The planned test route took us from Dana Point to Fallbrook over the famed Ortega Highway, with a short stretch of I-15 thrown in, but a few of us locals had another idea. There's a great fire road that runs south from the top of the Ortega, which with its tight corners and gravel-strewn, potholed pavement is the perfect test venue for a supermoto bike. Riding that stretch showed just how well the Super TT works. Its Sportster-derived Thunderstorm V-twin is user-friendly and makes good power (a claimed 103 bhp and 84 lb.-ft. of torque) within the confines of its 4000-rpm-wide power spread. It shifts nice, with good clutch feel and crisp-if-notchy selection. It's quick-steering and agile, if a little top-heavy, and with its Pirelli Scorpion Sync tires doesn't stand up under braking like its Dunlop-shod predecessors. And its brakes are superb, with plenty of stopping power and great feedback. The Showa suspension worked well for the most part, the chassis pitching less under braking than the longer-travel Ulysses.
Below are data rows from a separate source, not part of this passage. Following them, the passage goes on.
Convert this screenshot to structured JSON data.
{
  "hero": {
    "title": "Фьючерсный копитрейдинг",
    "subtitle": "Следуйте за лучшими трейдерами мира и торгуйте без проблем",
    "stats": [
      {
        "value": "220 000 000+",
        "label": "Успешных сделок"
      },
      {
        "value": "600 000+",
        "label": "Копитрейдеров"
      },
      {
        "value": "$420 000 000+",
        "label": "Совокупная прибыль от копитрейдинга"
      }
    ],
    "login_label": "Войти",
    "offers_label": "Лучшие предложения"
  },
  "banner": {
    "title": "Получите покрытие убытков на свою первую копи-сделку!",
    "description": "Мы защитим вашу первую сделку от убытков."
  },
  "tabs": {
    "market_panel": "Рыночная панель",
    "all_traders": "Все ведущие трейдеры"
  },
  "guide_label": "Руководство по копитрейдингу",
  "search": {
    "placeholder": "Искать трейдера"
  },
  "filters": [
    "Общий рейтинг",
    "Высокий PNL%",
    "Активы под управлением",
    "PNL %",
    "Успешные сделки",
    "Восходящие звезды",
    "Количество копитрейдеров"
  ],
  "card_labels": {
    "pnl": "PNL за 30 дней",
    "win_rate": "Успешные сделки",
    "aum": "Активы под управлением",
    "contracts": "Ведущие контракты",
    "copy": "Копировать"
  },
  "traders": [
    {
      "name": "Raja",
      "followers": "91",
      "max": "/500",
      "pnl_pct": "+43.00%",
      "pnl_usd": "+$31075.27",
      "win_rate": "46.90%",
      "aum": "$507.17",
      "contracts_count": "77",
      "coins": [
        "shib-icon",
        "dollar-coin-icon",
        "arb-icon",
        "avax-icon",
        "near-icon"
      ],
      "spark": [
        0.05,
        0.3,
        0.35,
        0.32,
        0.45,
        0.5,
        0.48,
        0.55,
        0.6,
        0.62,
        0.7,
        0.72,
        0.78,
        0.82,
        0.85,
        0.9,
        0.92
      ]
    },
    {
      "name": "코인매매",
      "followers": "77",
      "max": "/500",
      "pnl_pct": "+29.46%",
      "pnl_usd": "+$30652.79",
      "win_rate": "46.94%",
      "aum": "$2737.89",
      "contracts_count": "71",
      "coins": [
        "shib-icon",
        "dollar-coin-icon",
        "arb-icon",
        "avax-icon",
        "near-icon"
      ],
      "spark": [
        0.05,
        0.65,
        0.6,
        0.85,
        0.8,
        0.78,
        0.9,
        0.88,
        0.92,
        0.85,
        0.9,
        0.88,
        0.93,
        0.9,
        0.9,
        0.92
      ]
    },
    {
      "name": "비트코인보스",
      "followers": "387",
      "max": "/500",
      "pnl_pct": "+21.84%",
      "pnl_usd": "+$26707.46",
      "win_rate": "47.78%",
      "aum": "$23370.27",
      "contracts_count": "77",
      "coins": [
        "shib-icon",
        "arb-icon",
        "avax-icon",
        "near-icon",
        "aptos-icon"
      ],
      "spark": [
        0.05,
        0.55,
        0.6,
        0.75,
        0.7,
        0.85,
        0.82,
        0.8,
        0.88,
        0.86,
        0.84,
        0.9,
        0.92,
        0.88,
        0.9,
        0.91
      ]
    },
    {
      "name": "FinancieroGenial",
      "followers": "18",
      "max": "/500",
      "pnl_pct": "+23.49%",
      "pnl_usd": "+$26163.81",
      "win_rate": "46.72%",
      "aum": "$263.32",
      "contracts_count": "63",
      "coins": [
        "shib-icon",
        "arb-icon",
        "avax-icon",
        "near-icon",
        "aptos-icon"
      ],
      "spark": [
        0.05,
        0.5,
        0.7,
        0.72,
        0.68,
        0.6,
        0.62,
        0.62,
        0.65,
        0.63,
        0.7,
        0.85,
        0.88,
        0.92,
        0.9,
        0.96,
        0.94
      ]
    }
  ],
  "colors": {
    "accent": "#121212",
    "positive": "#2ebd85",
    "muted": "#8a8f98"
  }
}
But it was still softer than we'd have liked, making ugly noises as both ends bottomed in the multitudinous potholes and g-outs found on our fire road.
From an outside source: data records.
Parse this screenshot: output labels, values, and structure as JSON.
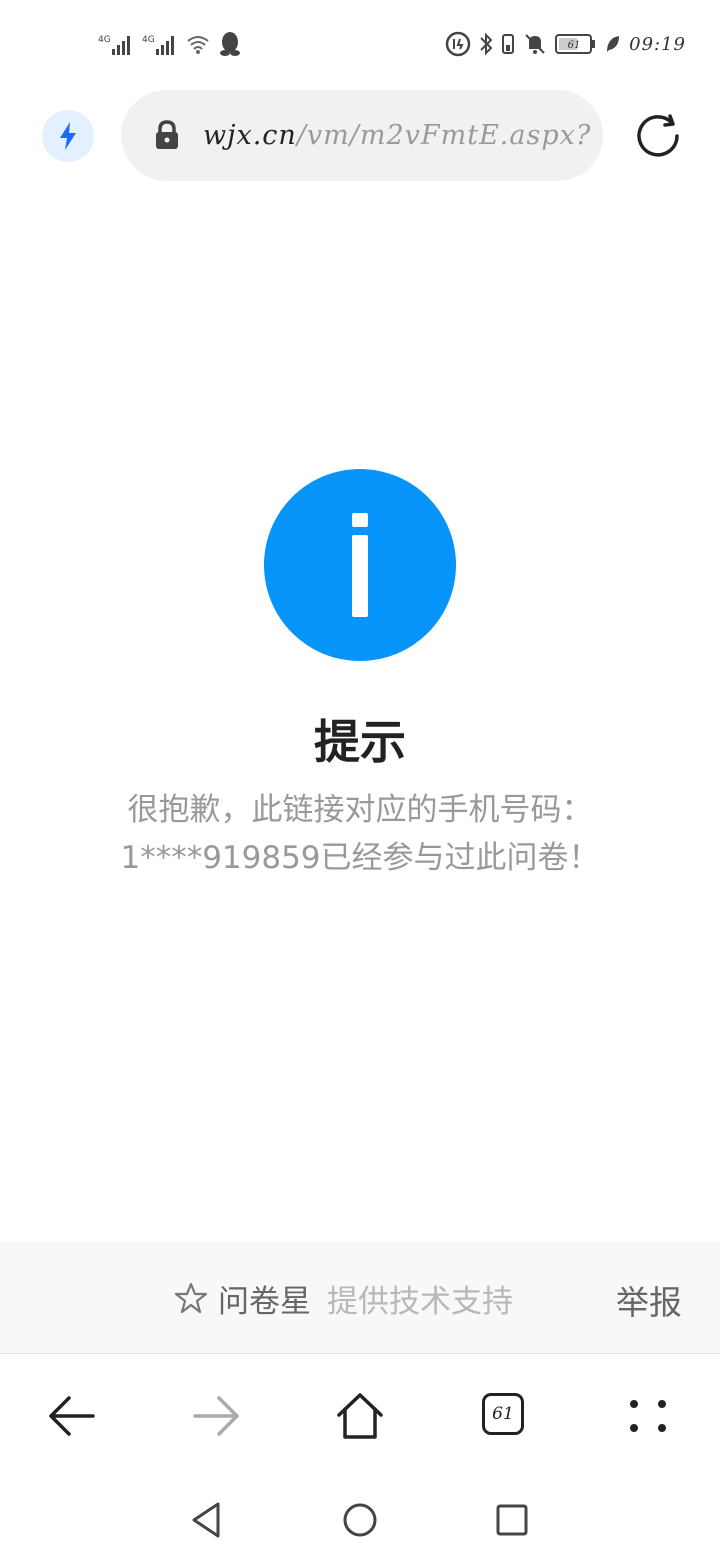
{
  "status_bar": {
    "signal1_label": "4G",
    "signal2_label": "4G",
    "battery_level": "61",
    "time": "09:19"
  },
  "address_bar": {
    "domain": "wjx.cn",
    "path": "/vm/m2vFmtE.aspx?"
  },
  "content": {
    "title": "提示",
    "message": "很抱歉，此链接对应的手机号码：1****919859已经参与过此问卷！"
  },
  "footer": {
    "brand_name": "问卷星",
    "support_text": "提供技术支持",
    "report_label": "举报"
  },
  "browser_nav": {
    "tab_count": "61"
  },
  "colors": {
    "info_blue": "#0794fb",
    "accent_blue": "#1a6cff"
  }
}
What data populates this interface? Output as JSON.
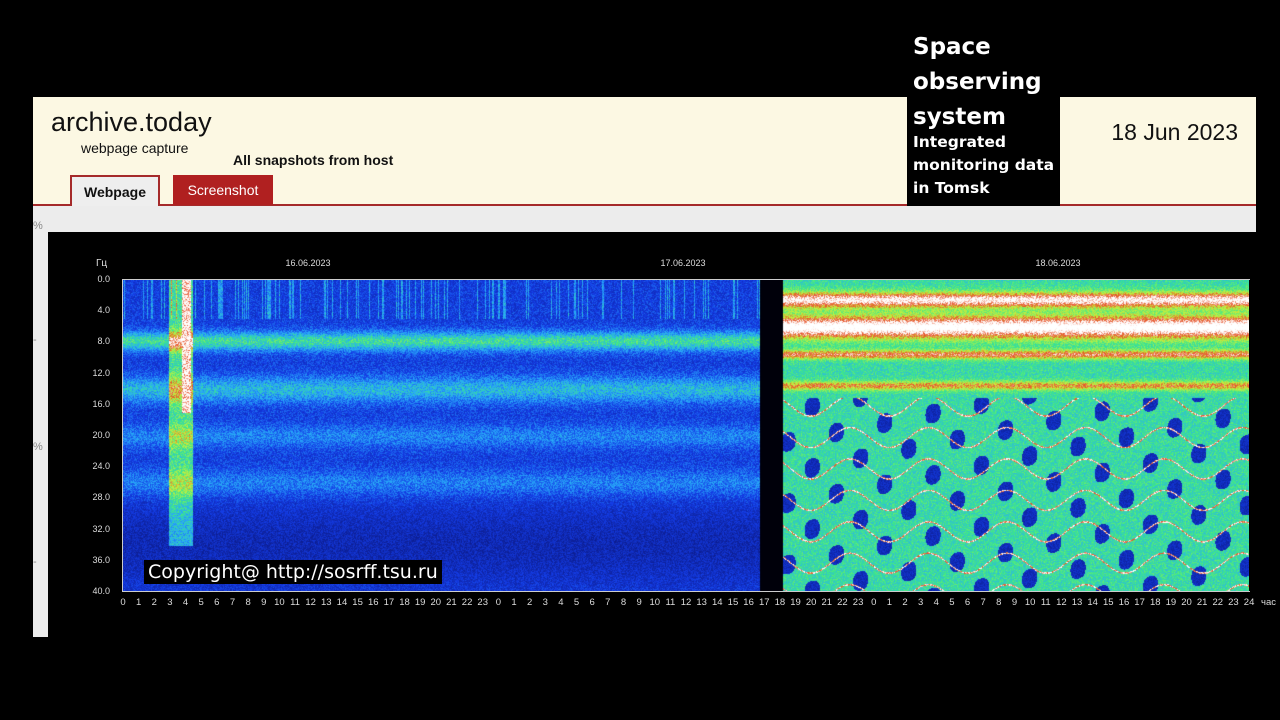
{
  "header": {
    "brand": "archive.today",
    "subtitle": "webpage capture",
    "snapshots_link": "All snapshots  from host",
    "tabs": [
      {
        "label": "Webpage",
        "active": true
      },
      {
        "label": "Screenshot",
        "active": false
      }
    ],
    "date": "18 Jun 2023",
    "accent_color": "#a52a2a"
  },
  "overlay": {
    "title": "Space observing system",
    "subtitle": "Integrated monitoring data in Tomsk"
  },
  "left_markers": [
    "%",
    "-",
    "%",
    "-"
  ],
  "spectrogram": {
    "y_unit": "Гц",
    "y_ticks": [
      "0.0",
      "4.0",
      "8.0",
      "12.0",
      "16.0",
      "20.0",
      "24.0",
      "28.0",
      "32.0",
      "36.0",
      "40.0"
    ],
    "dates": [
      "16.06.2023",
      "17.06.2023",
      "18.06.2023"
    ],
    "x_ticks": [
      "0",
      "1",
      "2",
      "3",
      "4",
      "5",
      "6",
      "7",
      "8",
      "9",
      "10",
      "11",
      "12",
      "13",
      "14",
      "15",
      "16",
      "17",
      "18",
      "19",
      "20",
      "21",
      "22",
      "23",
      "0",
      "1",
      "2",
      "3",
      "4",
      "5",
      "6",
      "7",
      "8",
      "9",
      "10",
      "11",
      "12",
      "13",
      "14",
      "15",
      "16",
      "17",
      "18",
      "19",
      "20",
      "21",
      "22",
      "23",
      "0",
      "1",
      "2",
      "3",
      "4",
      "5",
      "6",
      "7",
      "8",
      "9",
      "10",
      "11",
      "12",
      "13",
      "14",
      "15",
      "16",
      "17",
      "18",
      "19",
      "20",
      "21",
      "22",
      "23",
      "24"
    ],
    "x_unit": "час",
    "copyright": "Copyright@ http://sosrff.tsu.ru"
  }
}
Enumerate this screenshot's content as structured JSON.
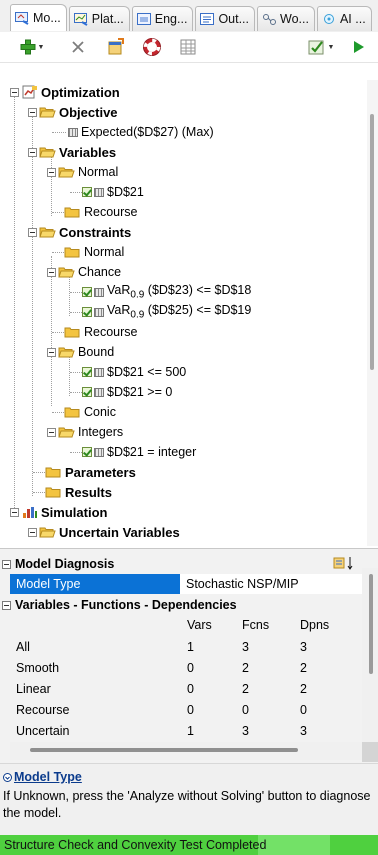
{
  "tabs": [
    {
      "label": "Mo..."
    },
    {
      "label": "Plat..."
    },
    {
      "label": "Eng..."
    },
    {
      "label": "Out..."
    },
    {
      "label": "Wo..."
    },
    {
      "label": "AI ..."
    }
  ],
  "toolbar": {
    "add_icon": "plus-icon",
    "delete_icon": "x-icon",
    "refresh_icon": "refresh-icon",
    "lifesaver_icon": "lifesaver-icon",
    "grid_icon": "grid-icon",
    "check_icon": "check-list-icon",
    "run_icon": "play-icon"
  },
  "tree": {
    "optimization": "Optimization",
    "objective": "Objective",
    "objective_item": "Expected($D$27) (Max)",
    "variables": "Variables",
    "var_normal": "Normal",
    "var_item": "$D$21",
    "var_recourse": "Recourse",
    "constraints": "Constraints",
    "con_normal": "Normal",
    "con_chance": "Chance",
    "chance1": {
      "pre": "VaR",
      "sub": "0.9",
      "post": "($D$23) <= $D$18"
    },
    "chance2": {
      "pre": "VaR",
      "sub": "0.9",
      "post": "($D$25) <= $D$19"
    },
    "con_recourse": "Recourse",
    "bound": "Bound",
    "bound1": "$D$21 <= 500",
    "bound2": "$D$21 >= 0",
    "conic": "Conic",
    "integers": "Integers",
    "int1": "$D$21 = integer",
    "parameters": "Parameters",
    "results": "Results",
    "simulation": "Simulation",
    "uncertain_variables": "Uncertain Variables"
  },
  "properties": {
    "cat1": "Model Diagnosis",
    "model_type_label": "Model Type",
    "model_type_value": "Stochastic NSP/MIP",
    "cat2": "Variables - Functions - Dependencies",
    "columns": [
      "Vars",
      "Fcns",
      "Dpns"
    ],
    "rows": [
      {
        "label": "All",
        "vars": "1",
        "fcns": "3",
        "dpns": "3"
      },
      {
        "label": "Smooth",
        "vars": "0",
        "fcns": "2",
        "dpns": "2"
      },
      {
        "label": "Linear",
        "vars": "0",
        "fcns": "2",
        "dpns": "2"
      },
      {
        "label": "Recourse",
        "vars": "0",
        "fcns": "0",
        "dpns": "0"
      },
      {
        "label": "Uncertain",
        "vars": "1",
        "fcns": "3",
        "dpns": "3"
      }
    ]
  },
  "help": {
    "title": "Model Type",
    "text": "If Unknown, press the 'Analyze without Solving' button to diagnose the model."
  },
  "status": {
    "text": "Structure Check and Convexity Test Completed",
    "color": "#4fd03f"
  },
  "colors": {
    "selection": "#0b72d6",
    "folder": "#f3c440",
    "accent_green": "#2f8a1f"
  }
}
One of my chief criticisms of the Ulysses was that its front brake was too grabby. And while there are no reported changes to the Super TT's braking system, it requires noticeably more lever travel to actuate-ironically the exact opposite of what you want on a supermoto bike. You need that initial bite to transfer weight to the front, which is how you initiate those long, lurid brake slides entering corners. The Super TT's short wheelbase and under-engine exhaust hurt it here, too, as the bike tends to snap back in line rather than hang its tail out-sometimes a little yaw is a good thing. And where's the slipper clutch? Word is the one developed for the XB-RR racebike fits, and will be available shortly.

Truth is the Super TT is a supermoto in name only, and that's OK. Really it's meant as a naked hooligan bike, as evidenced by Buell's promotional materials that depict it in a graffitied urban environment. And judged by those standards, it's a winner. It might not compete with a KTM 950 Supermoto, but it would sure be fun trying.

MSRP $10,295
Type a-c 45-degree V-twin
Valves {{{OHV}}}, 4v
Displacement 1203cc
Transmission 5-speed
Weight 400 lb., claimed dry (181kg)
Fuel capacity 4.4 gal. (16.7L)
Wheelbase 54.0 in. (1372mm)
Seat height 31.4 in. (798mm)
Super TT styling is elemental, with two color schemes: white or white with an orange airbox cover. This was intentional, as the bikes are meant to be blank canvases for their owners to customize. Buell held an online Super TT Trick-Out contest, which garnered 450 entries and 11,000 votes. See the winner at www.buell.com.
Engine Type l-c 65-degree V-4
Valve Arrangement DOHC, 16v
Lubrication wet sump
Displacement 999cc
Transmission six-speed
cassette type
Clutch multi-plate in oil bath
with slipper system